> _YOUR INSTRUCTIONS_
Wherever "nulla" appears in the records below, copy the line that holds it.

START LISTED ENTRIES

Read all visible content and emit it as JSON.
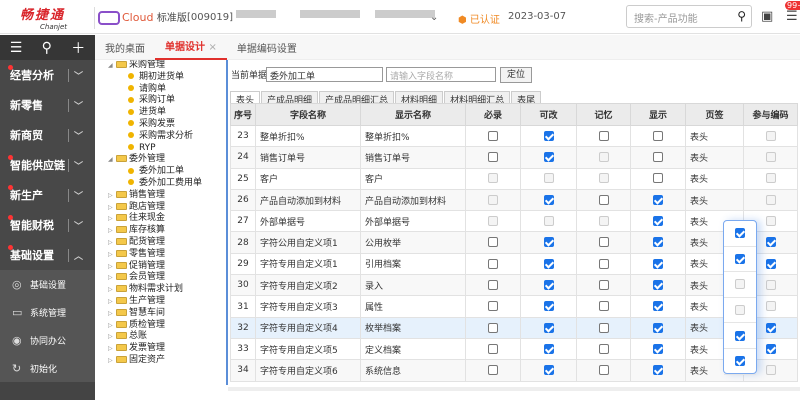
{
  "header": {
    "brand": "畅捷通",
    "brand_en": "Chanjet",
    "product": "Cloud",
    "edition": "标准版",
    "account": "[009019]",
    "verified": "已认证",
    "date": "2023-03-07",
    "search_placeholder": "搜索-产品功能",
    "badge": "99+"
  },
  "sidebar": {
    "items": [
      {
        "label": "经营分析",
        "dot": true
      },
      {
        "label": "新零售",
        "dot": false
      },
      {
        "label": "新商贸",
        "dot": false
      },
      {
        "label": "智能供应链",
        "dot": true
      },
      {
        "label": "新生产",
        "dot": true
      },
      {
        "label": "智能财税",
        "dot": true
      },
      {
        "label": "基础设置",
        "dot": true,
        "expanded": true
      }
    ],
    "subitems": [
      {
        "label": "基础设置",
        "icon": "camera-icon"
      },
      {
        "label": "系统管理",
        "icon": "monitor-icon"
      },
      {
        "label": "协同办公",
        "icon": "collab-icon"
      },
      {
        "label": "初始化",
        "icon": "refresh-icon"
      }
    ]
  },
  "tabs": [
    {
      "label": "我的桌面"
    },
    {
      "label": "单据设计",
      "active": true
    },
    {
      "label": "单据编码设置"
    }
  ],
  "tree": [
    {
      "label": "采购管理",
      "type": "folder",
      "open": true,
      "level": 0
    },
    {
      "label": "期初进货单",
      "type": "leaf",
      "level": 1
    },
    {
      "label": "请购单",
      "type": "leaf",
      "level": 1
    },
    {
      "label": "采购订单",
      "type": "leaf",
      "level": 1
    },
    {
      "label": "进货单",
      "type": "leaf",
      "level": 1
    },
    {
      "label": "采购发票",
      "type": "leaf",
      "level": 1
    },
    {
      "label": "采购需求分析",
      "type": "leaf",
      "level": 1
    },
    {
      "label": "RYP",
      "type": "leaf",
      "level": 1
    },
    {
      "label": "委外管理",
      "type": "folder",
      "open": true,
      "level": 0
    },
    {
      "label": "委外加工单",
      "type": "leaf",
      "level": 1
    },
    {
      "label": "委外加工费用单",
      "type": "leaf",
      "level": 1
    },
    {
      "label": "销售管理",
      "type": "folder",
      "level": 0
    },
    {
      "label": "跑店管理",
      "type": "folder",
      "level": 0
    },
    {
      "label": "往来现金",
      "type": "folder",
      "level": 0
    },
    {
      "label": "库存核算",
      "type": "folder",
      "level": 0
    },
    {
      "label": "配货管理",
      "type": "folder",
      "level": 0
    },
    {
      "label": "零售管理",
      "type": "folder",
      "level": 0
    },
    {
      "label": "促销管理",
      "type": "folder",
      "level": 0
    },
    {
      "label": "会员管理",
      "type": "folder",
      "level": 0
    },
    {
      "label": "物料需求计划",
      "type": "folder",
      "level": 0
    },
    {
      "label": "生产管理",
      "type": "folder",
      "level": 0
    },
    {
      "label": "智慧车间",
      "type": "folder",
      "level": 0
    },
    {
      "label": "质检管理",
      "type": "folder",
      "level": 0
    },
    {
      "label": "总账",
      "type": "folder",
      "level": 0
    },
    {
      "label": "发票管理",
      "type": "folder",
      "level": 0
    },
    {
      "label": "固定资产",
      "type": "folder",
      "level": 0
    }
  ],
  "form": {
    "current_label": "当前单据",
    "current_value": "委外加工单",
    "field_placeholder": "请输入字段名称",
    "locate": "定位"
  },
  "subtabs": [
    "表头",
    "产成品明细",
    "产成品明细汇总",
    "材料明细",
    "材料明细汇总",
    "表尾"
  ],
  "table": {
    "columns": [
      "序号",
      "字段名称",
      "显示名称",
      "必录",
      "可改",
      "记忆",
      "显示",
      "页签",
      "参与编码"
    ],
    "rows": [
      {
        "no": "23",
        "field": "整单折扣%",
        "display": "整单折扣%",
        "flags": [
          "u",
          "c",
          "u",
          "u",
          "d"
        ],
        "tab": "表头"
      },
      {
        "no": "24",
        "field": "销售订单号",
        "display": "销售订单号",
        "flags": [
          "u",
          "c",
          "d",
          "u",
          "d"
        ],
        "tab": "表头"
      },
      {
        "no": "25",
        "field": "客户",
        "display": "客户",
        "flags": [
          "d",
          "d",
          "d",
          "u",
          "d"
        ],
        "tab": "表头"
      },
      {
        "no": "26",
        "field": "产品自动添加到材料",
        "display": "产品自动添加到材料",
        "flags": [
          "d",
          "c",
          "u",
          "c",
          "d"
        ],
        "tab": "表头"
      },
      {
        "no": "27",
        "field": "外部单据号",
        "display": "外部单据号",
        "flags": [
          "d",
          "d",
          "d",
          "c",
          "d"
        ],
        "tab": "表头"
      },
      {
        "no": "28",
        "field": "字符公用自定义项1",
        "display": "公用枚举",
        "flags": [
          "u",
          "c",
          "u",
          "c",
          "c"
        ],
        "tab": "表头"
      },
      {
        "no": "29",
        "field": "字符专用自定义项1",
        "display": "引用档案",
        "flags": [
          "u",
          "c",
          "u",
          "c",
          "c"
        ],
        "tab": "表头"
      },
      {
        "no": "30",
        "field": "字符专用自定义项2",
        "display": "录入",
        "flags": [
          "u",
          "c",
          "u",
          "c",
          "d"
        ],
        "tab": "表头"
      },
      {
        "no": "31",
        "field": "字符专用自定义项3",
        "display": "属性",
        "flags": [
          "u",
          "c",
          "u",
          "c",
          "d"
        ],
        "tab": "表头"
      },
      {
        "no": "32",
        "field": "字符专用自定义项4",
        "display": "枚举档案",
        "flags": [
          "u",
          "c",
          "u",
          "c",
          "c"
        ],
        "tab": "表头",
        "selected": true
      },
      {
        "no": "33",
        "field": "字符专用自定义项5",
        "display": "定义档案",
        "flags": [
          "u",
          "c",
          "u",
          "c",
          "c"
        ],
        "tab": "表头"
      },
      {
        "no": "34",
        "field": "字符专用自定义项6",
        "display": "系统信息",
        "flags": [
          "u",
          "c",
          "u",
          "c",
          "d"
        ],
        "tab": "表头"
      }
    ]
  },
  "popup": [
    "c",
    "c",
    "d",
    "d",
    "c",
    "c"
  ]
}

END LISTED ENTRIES
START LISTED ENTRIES

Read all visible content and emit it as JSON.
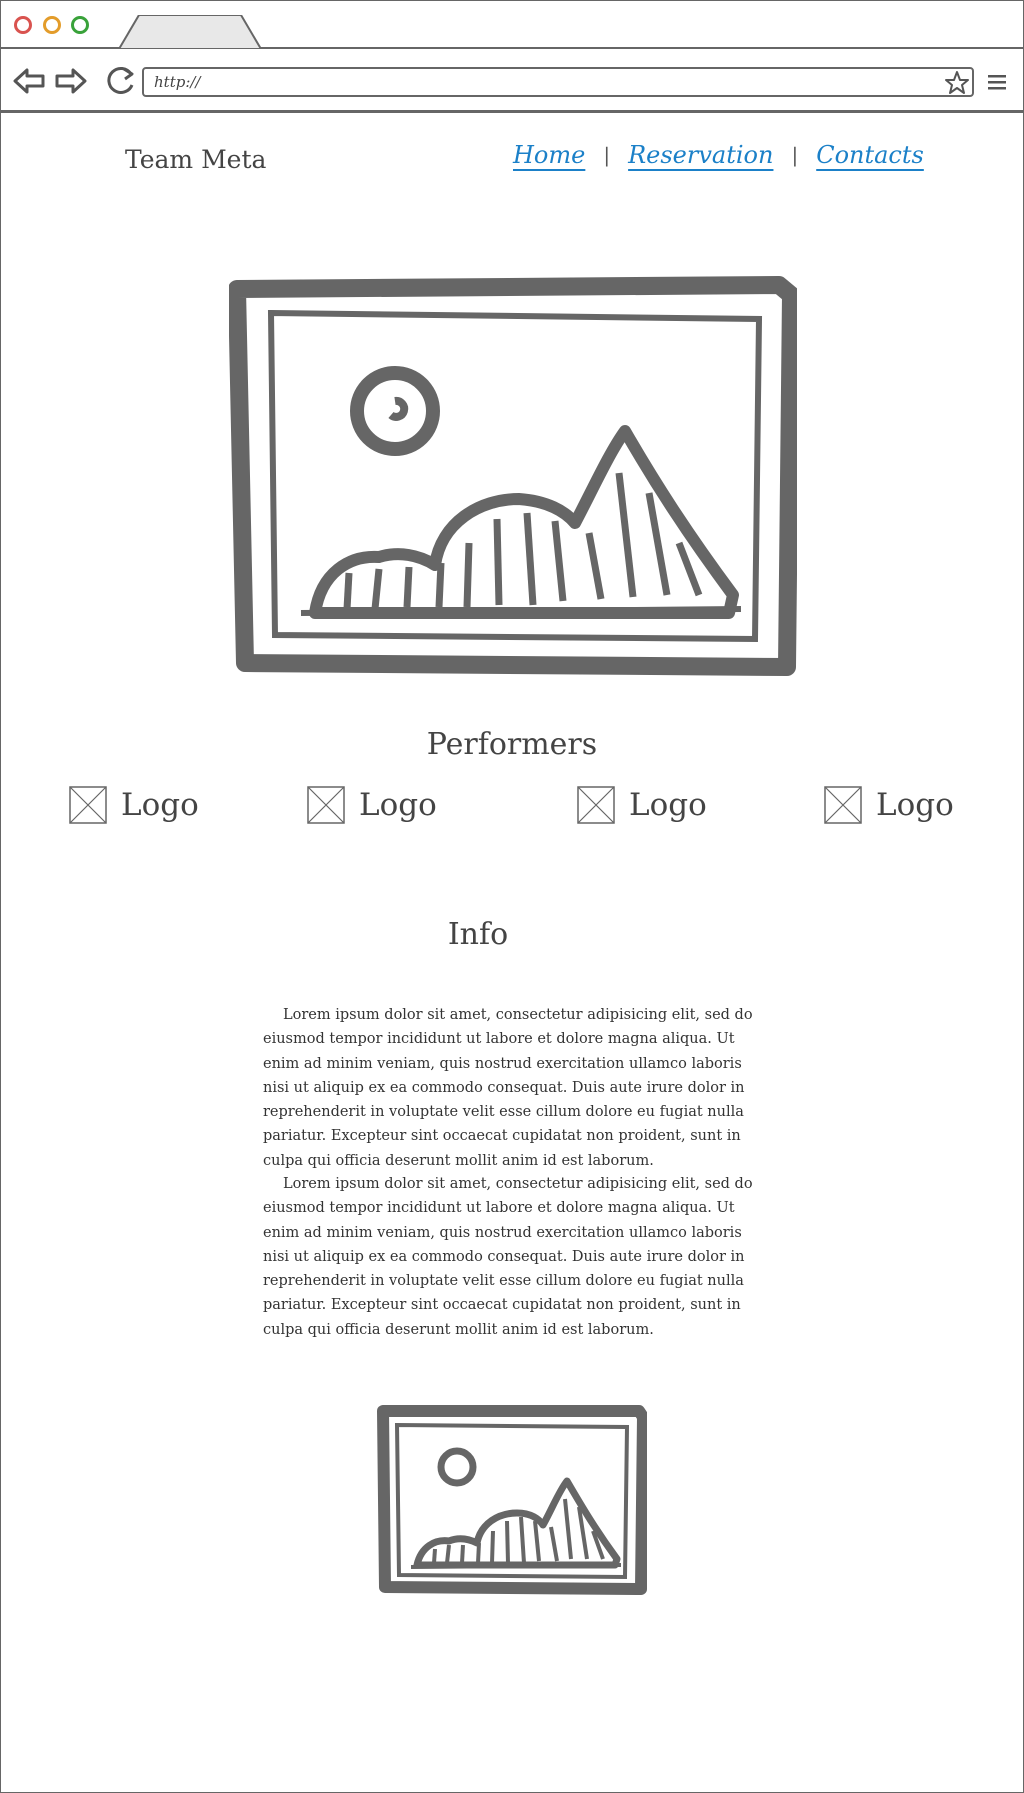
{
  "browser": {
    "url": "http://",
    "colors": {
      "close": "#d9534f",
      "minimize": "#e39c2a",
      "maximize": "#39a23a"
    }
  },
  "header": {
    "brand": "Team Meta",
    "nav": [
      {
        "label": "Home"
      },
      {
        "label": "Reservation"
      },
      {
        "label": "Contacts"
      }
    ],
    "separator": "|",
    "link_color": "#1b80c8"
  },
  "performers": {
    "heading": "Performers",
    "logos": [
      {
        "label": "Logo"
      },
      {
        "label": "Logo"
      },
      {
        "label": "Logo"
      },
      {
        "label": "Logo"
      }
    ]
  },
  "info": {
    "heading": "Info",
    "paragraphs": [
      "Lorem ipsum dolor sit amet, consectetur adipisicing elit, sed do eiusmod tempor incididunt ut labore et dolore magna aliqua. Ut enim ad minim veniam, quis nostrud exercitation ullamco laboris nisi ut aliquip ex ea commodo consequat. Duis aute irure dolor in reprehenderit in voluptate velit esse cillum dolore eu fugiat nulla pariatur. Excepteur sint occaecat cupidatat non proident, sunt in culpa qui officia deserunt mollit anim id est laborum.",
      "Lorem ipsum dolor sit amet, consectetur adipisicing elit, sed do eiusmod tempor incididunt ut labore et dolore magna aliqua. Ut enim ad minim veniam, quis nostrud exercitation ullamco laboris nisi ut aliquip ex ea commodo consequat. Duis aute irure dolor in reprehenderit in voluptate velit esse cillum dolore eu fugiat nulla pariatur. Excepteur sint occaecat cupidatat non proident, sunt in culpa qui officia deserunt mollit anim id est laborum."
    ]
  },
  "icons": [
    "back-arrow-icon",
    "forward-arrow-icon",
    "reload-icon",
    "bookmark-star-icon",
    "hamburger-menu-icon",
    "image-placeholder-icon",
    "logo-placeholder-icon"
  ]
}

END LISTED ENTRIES

> _RESULT OF THE TASK_
      "Lorem ipsum dolor sit amet, consectetur adipisicing elit, sed do eiusmod tempor incididunt ut labore et dolore magna aliqua. Ut enim ad minim veniam, quis nostrud exercitation ullamco laboris nisi ut aliquip ex ea commodo consequat. Duis aute irure dolor in reprehenderit in voluptate velit esse cillum dolore eu fugiat nulla pariatur. Excepteur sint occaecat cupidatat non proident, sunt in culpa qui officia deserunt mollit anim id est laborum.",
      "Lorem ipsum dolor sit amet, consectetur adipisicing elit, sed do eiusmod tempor incididunt ut labore et dolore magna aliqua. Ut enim ad minim veniam, quis nostrud exercitation ullamco laboris nisi ut aliquip ex ea commodo consequat. Duis aute irure dolor in reprehenderit in voluptate velit esse cillum dolore eu fugiat nulla pariatur. Excepteur sint occaecat cupidatat non proident, sunt in culpa qui officia deserunt mollit anim id est laborum."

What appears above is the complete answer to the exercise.